• The capacity to interpret some findings – e.g. regarding levels of homelessness by local authority – is limited by a lack of information regarding the ethnic profile of local authorities in the region.
• There are also problems with the level of analysis to which these regional data are exposed. Ethnic inequalities in health and other experiences are significantly affected by differences in age, socioeconomic position etc between the groups. Analyses exploring the impact of variations in age, gender or socioeconomic position on ethnic inequalities at the national level are therefore valuable. But, regional evidence is not similarly interrogated.
There are striking differences in the experiences of those with different ethnicities living in the South West. This adds to the already considerable evidence regarding the persistence and drivers of ethnic inequalities in the UK. There is a clear need for both national and local government to commit to addressing the causes of these inequalities.
At present, though, the data available via the RDA remains somewhat incomplete. We need more comprehensive, and more detailed, data if we are to ensure that any action taken is effective. To achieve this:
• National, regional and local statutory authorities must respond to the requirements of the Equalities Act 2010 to collect detailed evidence on the presence of ethnic inequalities in a comprehensive range of indicators, using methods which meet current guidance for best practice. • The Government must take responsibility for ensuring that these requirements are met.
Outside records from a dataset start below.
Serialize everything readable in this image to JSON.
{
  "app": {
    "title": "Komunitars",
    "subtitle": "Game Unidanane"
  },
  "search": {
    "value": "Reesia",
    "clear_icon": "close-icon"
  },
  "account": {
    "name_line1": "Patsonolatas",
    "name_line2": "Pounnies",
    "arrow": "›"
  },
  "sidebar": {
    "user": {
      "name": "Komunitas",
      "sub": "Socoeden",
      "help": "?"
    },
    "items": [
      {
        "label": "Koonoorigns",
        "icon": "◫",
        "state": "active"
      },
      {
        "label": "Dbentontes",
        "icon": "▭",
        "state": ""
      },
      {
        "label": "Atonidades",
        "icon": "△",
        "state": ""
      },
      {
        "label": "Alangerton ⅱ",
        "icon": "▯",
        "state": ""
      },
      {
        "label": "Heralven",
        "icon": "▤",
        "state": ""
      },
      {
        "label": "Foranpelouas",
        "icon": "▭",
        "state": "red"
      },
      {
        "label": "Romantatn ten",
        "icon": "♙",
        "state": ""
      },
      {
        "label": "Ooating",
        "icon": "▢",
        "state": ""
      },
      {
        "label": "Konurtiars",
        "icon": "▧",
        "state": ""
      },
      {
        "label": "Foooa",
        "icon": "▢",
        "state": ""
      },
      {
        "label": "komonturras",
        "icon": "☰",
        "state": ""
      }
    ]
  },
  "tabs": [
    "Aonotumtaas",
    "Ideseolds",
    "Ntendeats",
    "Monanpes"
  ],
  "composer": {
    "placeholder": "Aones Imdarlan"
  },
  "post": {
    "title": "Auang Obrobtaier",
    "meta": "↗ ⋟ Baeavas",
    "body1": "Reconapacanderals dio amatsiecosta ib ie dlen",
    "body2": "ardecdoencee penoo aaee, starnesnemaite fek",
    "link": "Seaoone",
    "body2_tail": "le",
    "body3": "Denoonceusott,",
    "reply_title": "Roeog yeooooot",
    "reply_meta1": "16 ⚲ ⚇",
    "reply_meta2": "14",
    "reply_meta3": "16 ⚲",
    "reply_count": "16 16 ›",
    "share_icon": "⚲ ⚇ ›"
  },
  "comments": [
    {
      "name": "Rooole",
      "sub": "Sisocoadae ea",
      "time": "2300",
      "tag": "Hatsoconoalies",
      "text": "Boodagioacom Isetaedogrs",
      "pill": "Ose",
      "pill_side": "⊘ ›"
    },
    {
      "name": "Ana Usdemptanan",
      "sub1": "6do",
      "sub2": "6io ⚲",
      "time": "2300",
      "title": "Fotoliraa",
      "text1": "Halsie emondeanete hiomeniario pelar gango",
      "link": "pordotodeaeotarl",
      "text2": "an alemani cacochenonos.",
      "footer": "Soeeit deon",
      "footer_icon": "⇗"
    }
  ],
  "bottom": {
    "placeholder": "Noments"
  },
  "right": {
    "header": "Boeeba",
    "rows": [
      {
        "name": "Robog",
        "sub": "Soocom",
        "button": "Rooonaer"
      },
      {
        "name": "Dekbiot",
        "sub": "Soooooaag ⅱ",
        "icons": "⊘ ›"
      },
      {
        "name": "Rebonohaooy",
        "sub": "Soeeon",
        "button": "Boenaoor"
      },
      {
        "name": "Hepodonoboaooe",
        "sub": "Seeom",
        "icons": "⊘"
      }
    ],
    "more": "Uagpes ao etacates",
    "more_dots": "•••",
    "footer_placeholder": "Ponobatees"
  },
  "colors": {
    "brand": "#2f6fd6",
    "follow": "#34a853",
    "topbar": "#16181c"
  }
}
• The Government Statistical Office and the Cabinet Office must ensure greater consistency in the the collection of data for the Race Disparity Audit across sector, to enable comparability across sector and region. This includes consistent use of indicators of regional or local authority.
• The Government Statistical Office and the Cabinet Office must also provide guidance on best practice approaches to collecting information on ethnicity, including where numbers of people in particular groups is low.
• The Cabinet Office must invest the same effort in the analysis and presentation of data available at the regional level as it does those available nationally to ensure regional variations – in inequalities and data quality - are identified and addressed.
Saffron Karlsen (University of Bristol), Angelique Retief (University of Bristol / Black South West Network), Sado Jirde (Black South West Network)
Policy Report 62: Oct 2020
Contact the researchers
Black South West Network (BSWN) and University of Bristol are working together to identify and address gaps in the evidence regarding the drivers of race disparities in the South West and enable the development of effective responses to them. It is only through evidence-based understanding of the systemic impact of racial and socioeconomic structural inequalities on the lives of Black communities, and community-led solutions which respond to them, can we achieve a more equitable society.
BSWN’s over-arching strategic intent is to build dynamic, independent, and strong Black communities, businesses and organisations that are empowered to flourish while challenging systemic barriers and forging a true path for themselves.